  • 25
    The R Project for Statistical Computing [internet]. Version 3.6.1. Missouri: R: A language and environment for statistical computing; 2014 [cited 2019 Dec 02]. Available from: http://www.r-project.org/
    » http://www.r-project.org/
  • 26
    Storesunda A, Krukhaug Y, Olsen MV, Rygh LJ, Nilsen RM, Norekvål TM. Females report higher postoperative pain scores than males after ankle surgery. Scand J Pain. 2016;12:85-93.
  • 27
    Willis-Gray MG, Husk KE, Brueseke TJ, Wu JM, Dieter AA. Predictors of opioid administration in the acute postoperative period. Female Pelvic Med Reconstr Surg. 2019;25(5):347-50.
  • 28

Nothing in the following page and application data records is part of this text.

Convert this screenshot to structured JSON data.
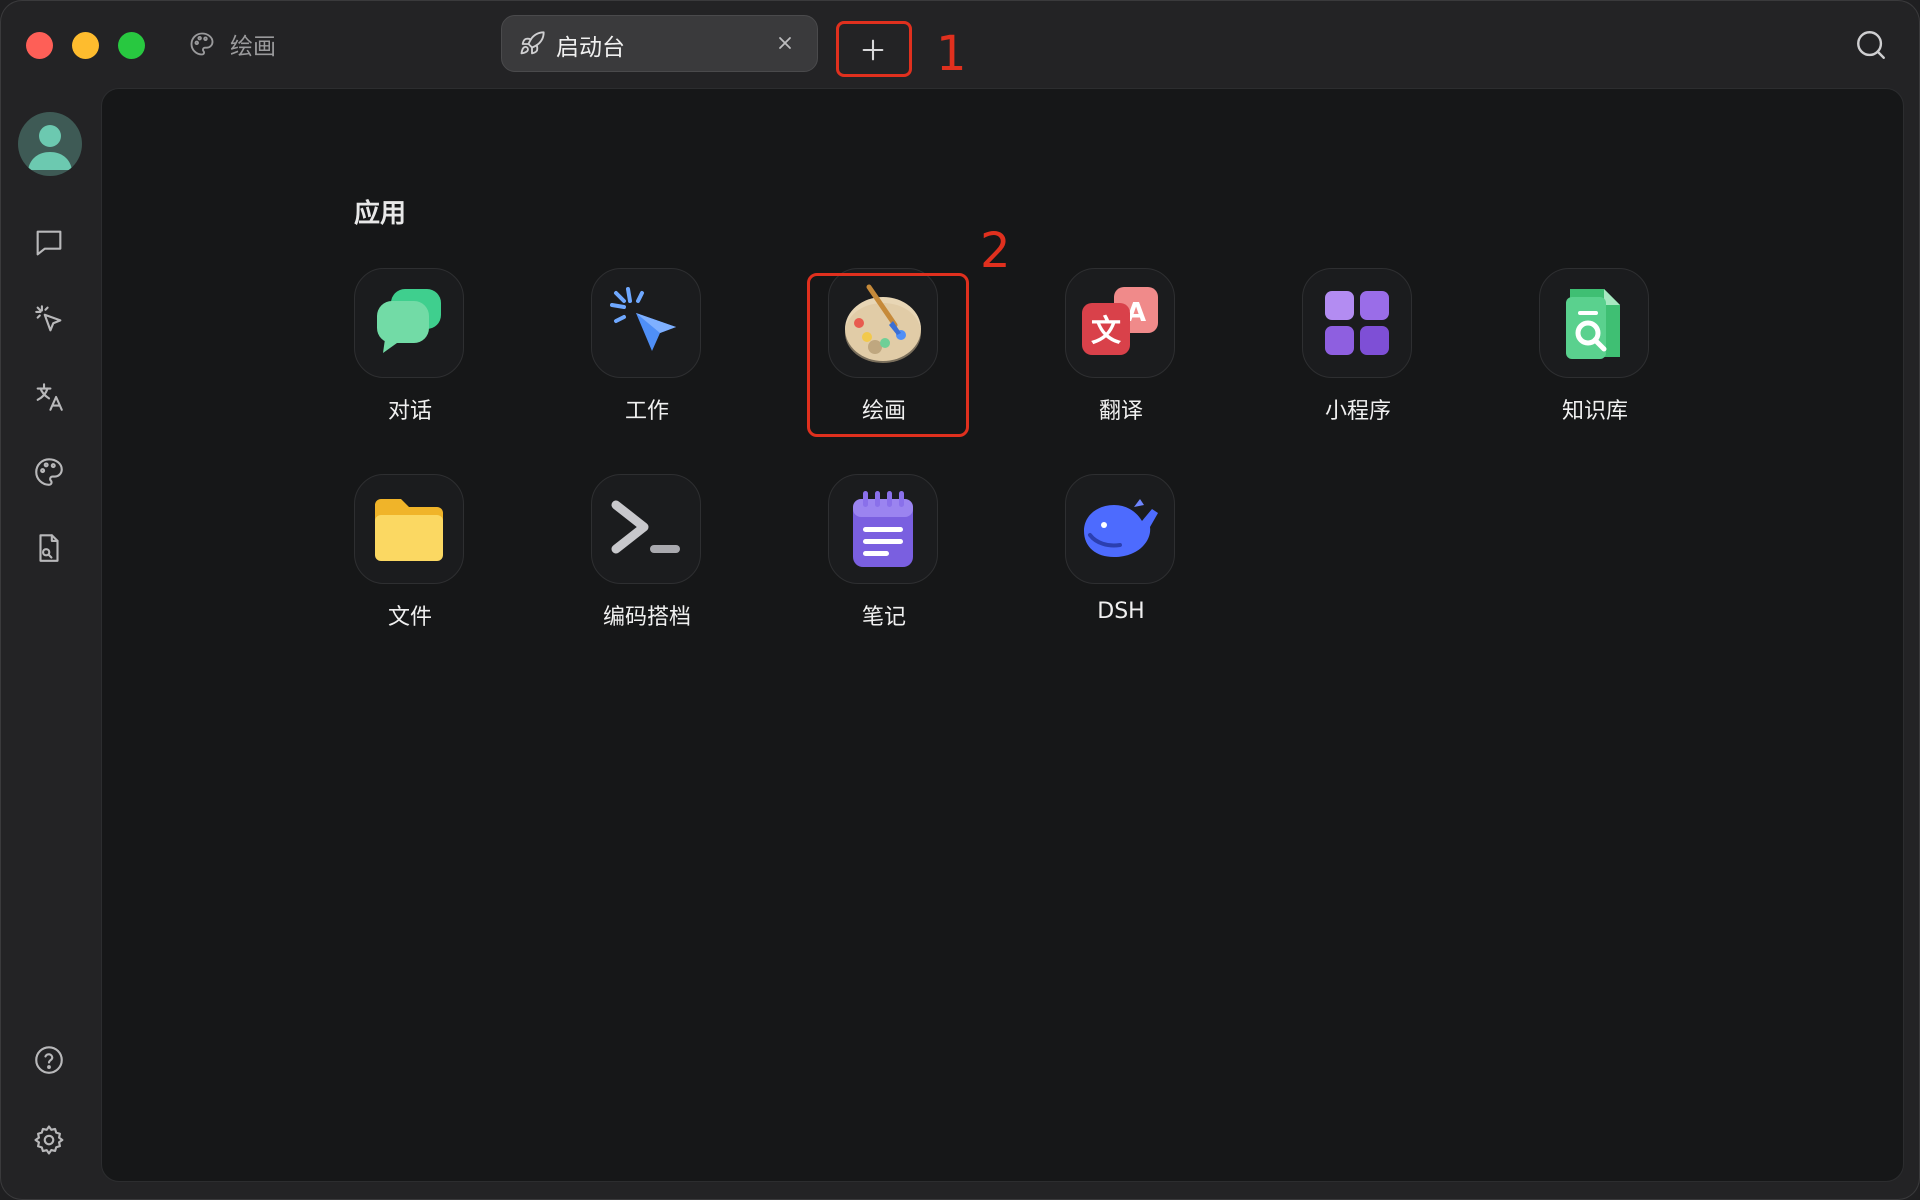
{
  "titlebar": {
    "current_app_label": "绘画",
    "tab_label": "启动台",
    "annotation_1": "1",
    "annotation_2": "2"
  },
  "sidebar": {
    "items": [
      {
        "name": "chat",
        "icon": "message-square-icon"
      },
      {
        "name": "agent",
        "icon": "pointer-sparkle-icon"
      },
      {
        "name": "translate",
        "icon": "translate-icon"
      },
      {
        "name": "paint",
        "icon": "palette-icon"
      },
      {
        "name": "files",
        "icon": "file-search-icon"
      }
    ],
    "bottom": [
      {
        "name": "help",
        "icon": "help-circle-icon"
      },
      {
        "name": "settings",
        "icon": "gear-icon"
      }
    ]
  },
  "main": {
    "section_title": "应用",
    "apps": [
      {
        "label": "对话",
        "icon": "chat-bubbles-icon"
      },
      {
        "label": "工作",
        "icon": "cursor-sparkle-icon"
      },
      {
        "label": "绘画",
        "icon": "palette-icon"
      },
      {
        "label": "翻译",
        "icon": "translate-cards-icon"
      },
      {
        "label": "小程序",
        "icon": "grid-apps-icon"
      },
      {
        "label": "知识库",
        "icon": "document-search-icon"
      },
      {
        "label": "文件",
        "icon": "folder-icon"
      },
      {
        "label": "编码搭档",
        "icon": "terminal-icon"
      },
      {
        "label": "笔记",
        "icon": "notepad-icon"
      },
      {
        "label": "DSH",
        "icon": "whale-icon"
      }
    ]
  },
  "colors": {
    "annotation_red": "#e0301e",
    "background": "#161718"
  }
}
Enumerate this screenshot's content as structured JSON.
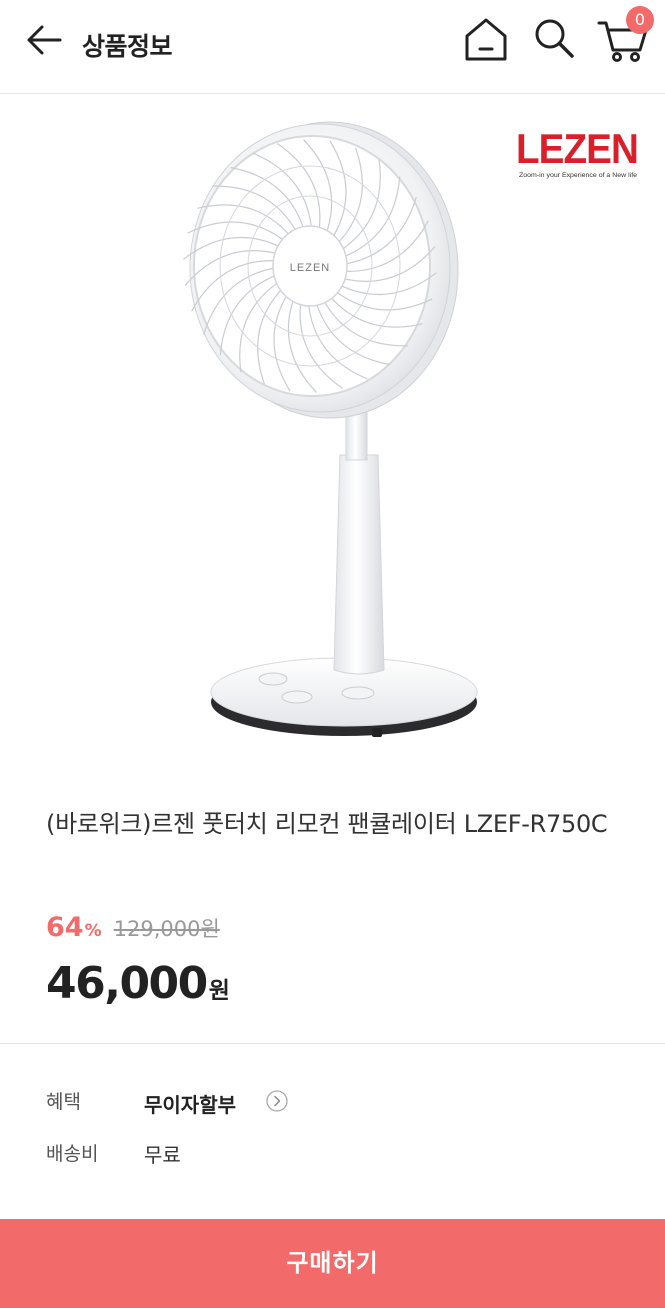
{
  "header": {
    "title": "상품정보",
    "back_icon": "arrow-left-icon",
    "home_icon": "home-icon",
    "search_icon": "search-icon",
    "cart_icon": "cart-icon",
    "cart_count": "0"
  },
  "product": {
    "brand_logo_text": "LEZEN",
    "brand_tagline": "Zoom-in your Experience of a New life",
    "fan_center_logo": "LEZEN",
    "name": "(바로위크)르젠 풋터치 리모컨 팬큘레이터 LZEF-R750C",
    "discount_rate": "64",
    "discount_unit": "%",
    "original_price": "129,000원",
    "sale_price": "46,000",
    "sale_unit": "원"
  },
  "info": {
    "benefit_label": "혜택",
    "benefit_value": "무이자할부",
    "shipping_label": "배송비",
    "shipping_value": "무료"
  },
  "buy_button": {
    "label": "구매하기"
  },
  "colors": {
    "accent": "#f36a6a",
    "logo_red": "#d8202a",
    "text": "#222222"
  }
}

    Keogh E, Herdenfeldt M. Gender, coping and the perception of pain. Pain. 2002;97(3):195-201.
  • 29
    Ekstein MP, Weinbroum AA. Immediate postoperative pain in orthopedic patients is more intense and requires more analgesia than in post-laparotomy patients. Pain Med. 2011;12(2):308-13.

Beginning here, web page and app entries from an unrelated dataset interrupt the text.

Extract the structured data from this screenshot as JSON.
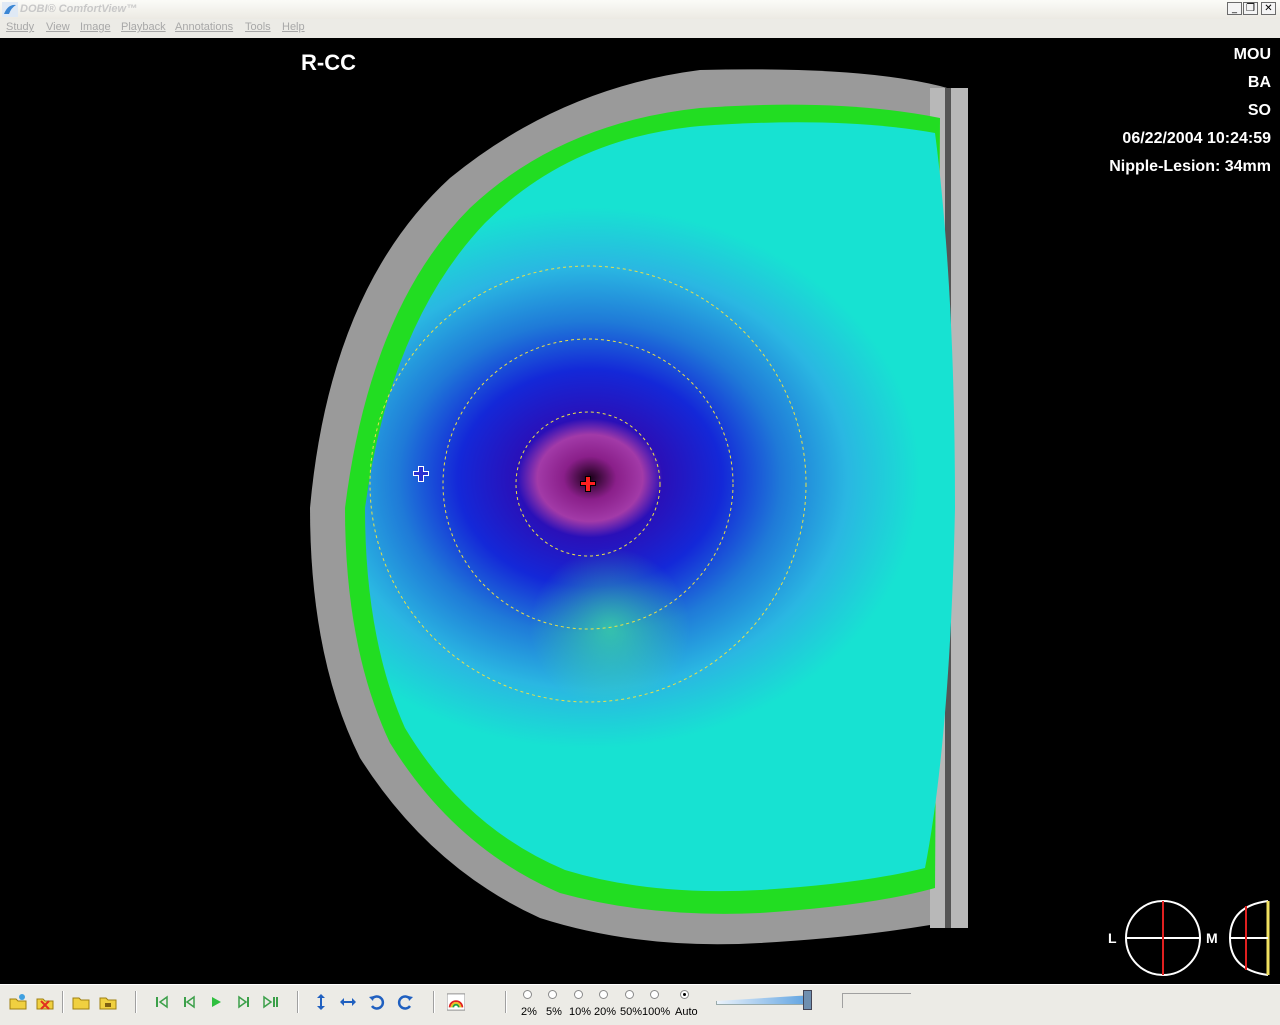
{
  "window": {
    "title": "DOBI® ComfortView™",
    "buttons": [
      "_",
      "❐",
      "✕"
    ]
  },
  "menu": {
    "items": [
      "Study",
      "View",
      "Image",
      "Playback",
      "Annotations",
      "Tools",
      "Help"
    ]
  },
  "image": {
    "view_label": "R-CC",
    "info": [
      "MOU",
      "BA",
      "SO",
      "06/22/2004 10:24:59",
      "Nipple-Lesion: 34mm"
    ],
    "orientation_left": "L",
    "orientation_right": "M"
  },
  "toolbar": {
    "icons": [
      "open-study-icon",
      "close-study-icon",
      "open-folder-icon",
      "save-folder-icon",
      "first-frame-icon",
      "previous-frame-icon",
      "play-icon",
      "next-frame-icon",
      "last-frame-icon",
      "flip-vertical-icon",
      "flip-horizontal-icon",
      "rotate-left-icon",
      "rotate-right-icon",
      "color-map-icon"
    ],
    "threshold_options": [
      "2%",
      "5%",
      "10%",
      "20%",
      "50%",
      "100%",
      "Auto"
    ],
    "threshold_selected": "Auto",
    "colors": {
      "accent": "#2060c0",
      "play": "#2fbf3f",
      "nav": "#3ca04a"
    }
  }
}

  • 30
    Massicotte L, Chalaoui KD, Beaulieu D, Roy JD, Bissonnette F. Comparison of spinal anesthesia with general anesthesia on morphine requirement after abdominal hysterectomy. Acta Anaesthesiol Scand. 2009;53(5):641-7.
  • 31

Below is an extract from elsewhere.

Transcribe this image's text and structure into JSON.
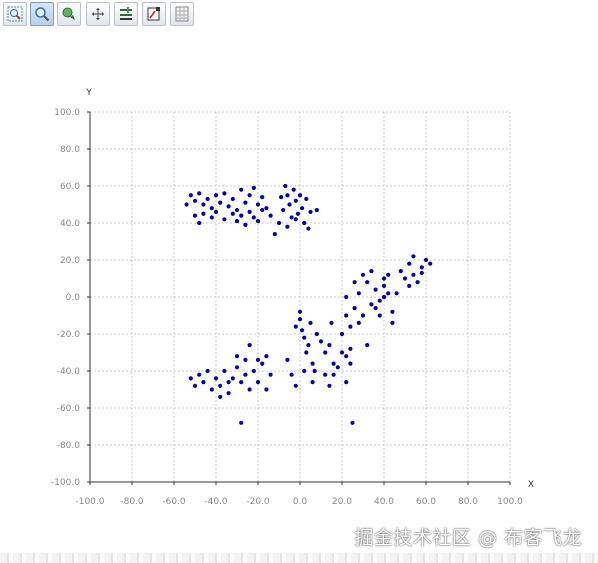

    Harsten A, Kehlet H, Toksvig-Larsen S. Recovery after total intravenous general anaesthesia or spinal anaesthesia for total knee arthroplasty: a randomized trial. Br J Anaesth. 2013;111(3):391-9.
  • 32
    Naghibi K, Saryazdi H, Kashefi P, Rohani F. The comparison of spinal anesthesia with general anesthesia on the postoperative pain scores and analgesic requirements after elective lower abdominal surgery: a randomized, doubleblinded study. J Res Med Sci. 2013;18(7):543-8.
  • 33
    Matta JA, Cornett PM, Miyares RL, Abe K, Sahibzada N, Ahern GP. General anesthetics activate a nociceptive ion channel to enhance pain and inflammation. Proc Natl Acad Sci USA. 2008;105(25):8784-9.
  • 34
    Melo ARC, Soares GCM, Martins FJA, Villas Boas WW. Avaliação da dor pós-operatória em pacientes submetidos à histerectomia abdominal em um hospital de ensino. Rev Med Minas Gerais. 2016;26(Suppl 1):S4-9.
  • 35
    Mc Mahon SB, Koltzenburg M, Tracey M, Turk DC. Wall and Melzack´s Textbook of Pain. 6(nd) ed. Edinburgh: Elsevier; 2014.
  • 36
    Suzan E, Pud D, Eisenberg E. A crucial administration timing separates between beneficial and counterproductive effects of opioids on postoperative pain. Pain. 2018;159(8):1438-40.

Publication Dates

  • Publication in this collection
    03 June 2020
  • Date of issue
    Jan-Mar 2020

History

  • Received
    06 Dec 2019
  • Accepted
    14 Apr 2020
Sociedade Brasileira para o Estudo da Dor Av. Conselheiro Rodrigues Alves, 937 Cj2 - Vila Mariana, CEP: 04014-012, São Paulo, SP - Brasil, Telefones: , (55) 11 5904-2881/3959 - São Paulo - SP - Brazil
E-mail: dor@dor.org.br